Small Business Innovation Research (SBIR)
The Small Business Innovation Research (SBIR) program is a set-aside program (3.2% of an agency’s extramural budget in FY2024) for domestic small business concerns to engage in Research/Research and Development (R/R&D) that has the potential for commercialization and public benefit. The SBIR program was established under the Small Business Innovation Development Act of 1982 (P.L. 97-219).
CDC’s SBIR Program targets innovations in diagnostics, data science (e.g., artificial intelligence (AI), machine learning, etc.), surveillance, occupational safety and health, and public health to support the health promotion and disease prevention needs of CDC. Today, CDC’s SBIR program is under the stewardship of the Office of Science (OS). CDC is committed to ensuring a competitive award process that results in projects of scientific excellence and technological innovation with the potential for commercialization.
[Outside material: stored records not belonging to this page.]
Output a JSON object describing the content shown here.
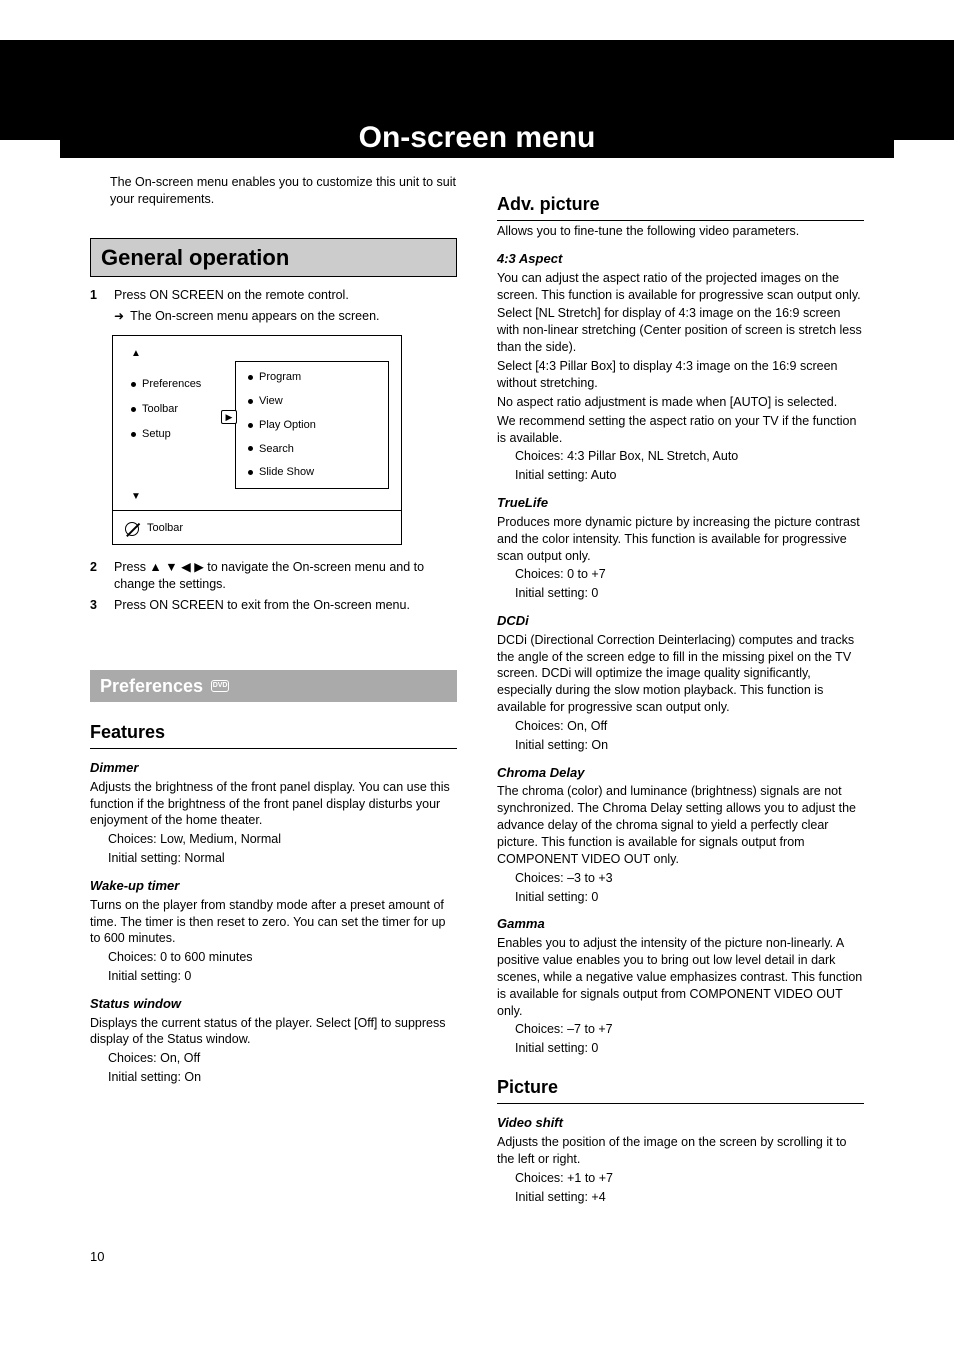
{
  "page_title": "On-screen menu",
  "intro": "The On-screen menu enables you to customize this unit to suit your requirements.",
  "general_operation": {
    "heading": "General operation",
    "steps": [
      {
        "num": "1",
        "text": "Press ON SCREEN on the remote control."
      },
      {
        "num": "2",
        "text": "Press ▲ ▼ ◀ ▶ to navigate the On-screen menu and to change the settings."
      },
      {
        "num": "3",
        "text": "Press ON SCREEN to exit from the On-screen menu."
      }
    ],
    "arrow_note": "The On-screen menu appears on the screen.",
    "menu": {
      "left": [
        "Preferences",
        "Toolbar",
        "Setup"
      ],
      "right": [
        "Program",
        "View",
        "Play Option",
        "Search",
        "Slide Show"
      ],
      "footer_label": "Toolbar"
    }
  },
  "preferences": {
    "heading": "Preferences",
    "features": {
      "heading": "Features",
      "dimmer": {
        "heading": "Dimmer",
        "body": "Adjusts the brightness of the front panel display. You can use this function if the brightness of the front panel display disturbs your enjoyment of the home theater.",
        "choices": "Choices: Low, Medium, Normal",
        "initial": "Initial setting: Normal"
      },
      "wake": {
        "heading": "Wake-up timer",
        "body": "Turns on the player from standby mode after a preset amount of time. The timer is then reset to zero. You can set the timer for up to 600 minutes.",
        "choices": "Choices: 0 to 600 minutes",
        "initial": "Initial setting: 0"
      },
      "status": {
        "heading": "Status window",
        "body": "Displays the current status of the player. Select [Off] to suppress display of the Status window.",
        "choices": "Choices: On, Off",
        "initial": "Initial setting: On"
      }
    }
  },
  "adv_picture": {
    "heading": "Adv. picture",
    "intro": "Allows you to fine-tune the following video parameters.",
    "aspect": {
      "heading": "4:3 Aspect",
      "p1": "You can adjust the aspect ratio of the projected images on the screen. This function is available for progressive scan output only.",
      "p2": "Select [NL Stretch] for display of 4:3 image on the 16:9 screen with non-linear stretching (Center position of screen is stretch less than the side).",
      "p3": "Select [4:3 Pillar Box] to display 4:3 image on the 16:9 screen without stretching.",
      "p4": "No aspect ratio adjustment is made when [AUTO] is selected.",
      "p5": "We recommend setting the aspect ratio on your TV if the function is available.",
      "choices": "Choices: 4:3 Pillar Box, NL Stretch, Auto",
      "initial": "Initial setting: Auto"
    },
    "truelife": {
      "heading": "TrueLife",
      "body": "Produces more dynamic picture by increasing the picture contrast and the color intensity. This function is available for progressive scan output only.",
      "choices": "Choices: 0 to +7",
      "initial": "Initial setting: 0"
    },
    "dcdi": {
      "heading": "DCDi",
      "body": "DCDi (Directional Correction Deinterlacing) computes and tracks the angle of the screen edge to fill in the missing pixel on the TV screen. DCDi will optimize the image quality significantly, especially during the slow motion playback. This function is available for progressive scan output only.",
      "choices": "Choices: On, Off",
      "initial": "Initial setting: On"
    },
    "chroma": {
      "heading": "Chroma Delay",
      "body": "The chroma (color) and luminance (brightness) signals are not synchronized. The Chroma Delay setting allows you to adjust the advance delay of the chroma signal to yield a perfectly clear picture. This function is available for signals output from COMPONENT VIDEO OUT only.",
      "choices": "Choices: –3 to +3",
      "initial": "Initial setting: 0"
    },
    "gamma": {
      "heading": "Gamma",
      "body": "Enables you to adjust the intensity of the picture non-linearly. A positive value enables you to bring out low level detail in dark scenes, while a negative value emphasizes contrast. This function is available for signals output from COMPONENT VIDEO OUT only.",
      "choices": "Choices: –7 to +7",
      "initial": "Initial setting: 0"
    }
  },
  "picture": {
    "heading": "Picture",
    "video_shift": {
      "heading": "Video shift",
      "body": "Adjusts the position of the image on the screen by scrolling it to the left or right.",
      "choices": "Choices: +1 to +7",
      "initial": "Initial setting: +4"
    }
  },
  "page_number": "10"
}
The Small Business Innovation Research (SBIR) Program encourages small business to engage in research and development (R&D). Program goals include:
- Use small businesses to stimulate technological innovation,
- Strengthen the role of small business in meeting Federal R/R&D needs,
- Increase private-sector commercialization of innovations derived from Federal research and development funding,
- Increase small business participation in Federal R/R&D, and
- Foster and encourage participation in innovation and entrepreneurship by socially and economically disadvantaged (SDB) persons and women-owned small businesses (WOSB).
Only U.S.-based small business concerns (SBCs) are eligible to submit SBIR applications. A SBC is one that, on the date of award for both Phase I and Phase II funding agreements, meets ALL of the criteria as described in the current SBIR parent funding opportunity announcements available at the NIH Small Business Funding Opportunities.
Three Phases of SBIR
Funding is awarded competitively and is available for only Phases I and II of the SBIR Program:
- Phase I contract awards up to $243,500 for approximately 6 months and Phase I grant awards up to $306,872* for project timeline that is typically 6 months (but may extend to 12 months) to support exploration of the technical merit or feasibility of an idea or technology.
- Phase II awards projects that expand Phase I results. Awards can range up to $2,045,816* for a project period of up to 2 years. During this time, the R&D work is performed, and the developer evaluates commercialization potential.
- Phase III is the period during which Phase II innovation moves from the laboratory into the marketplace. At this stage, the small business must find funding in the private sector or other non-SBIR federal agency funding.
*CDC has a waiver from the Small Business Administration to exceed these budgets for CDC’s Grant Topic Areas of Interest. Applicants are strongly encouraged to contact CDC program officials early in the application planning process and before submitting any application in excess of the total award amounts listed above.
CDC SBIR Funding Opportunities
- CDC participates in the SBIR Parent Grant Solicitation for the National Institutes of Health (NIH), CDC, and Food and Drug Administration (FDA): Clinical Trial Not Allowed (PA-23-230) and Clinical Trial Required (PA-23-231). See HHS Program Descriptions document pages 156-184 for CDC’s research topics of interest.
- CDC participates along with the NIH in the PHS-2024-1 SBIR Contract Solicitation. The contract solicitation receipt date was November 14, 2023, 5 p.m. EDT.
- For more information about individual funded projects, visit the NIH RePorter.
SBIR Report Fraud, Waste, and Abuse
The Office of Inspector General (OIG) promotes the effective, efficient, and economical operation of Department of Health and Human Services (HHS) programs and operations through audits, inspections, investigations, and other reviews. The HHS OIG Hotline accepts tips from all sources about potential fraud, waste, abuse, and mismanagement in HHS programs. The reporting individual should indicate the fraud, waste, and/or abuse concerns for a SBIR grant or contract, if relevant.
What types of fraud are found in the SBIR Programs?
Knowing the Rules
Which SBIR rules should you become particularly familiar with?
What happens if you break the rules?
Please use the following if you want additional information or want to report wrongdoing:
Please direct all inquiries to: Office of Science, SBIR@cdc.gov, or 404-718-1386.
For questions related to fraud, waste, or abuse, contact us or the Strategic Business Initiatives (SBI) Unit, Office of the Chief Operating Officer (OCOO), at ERM@cdc.gov.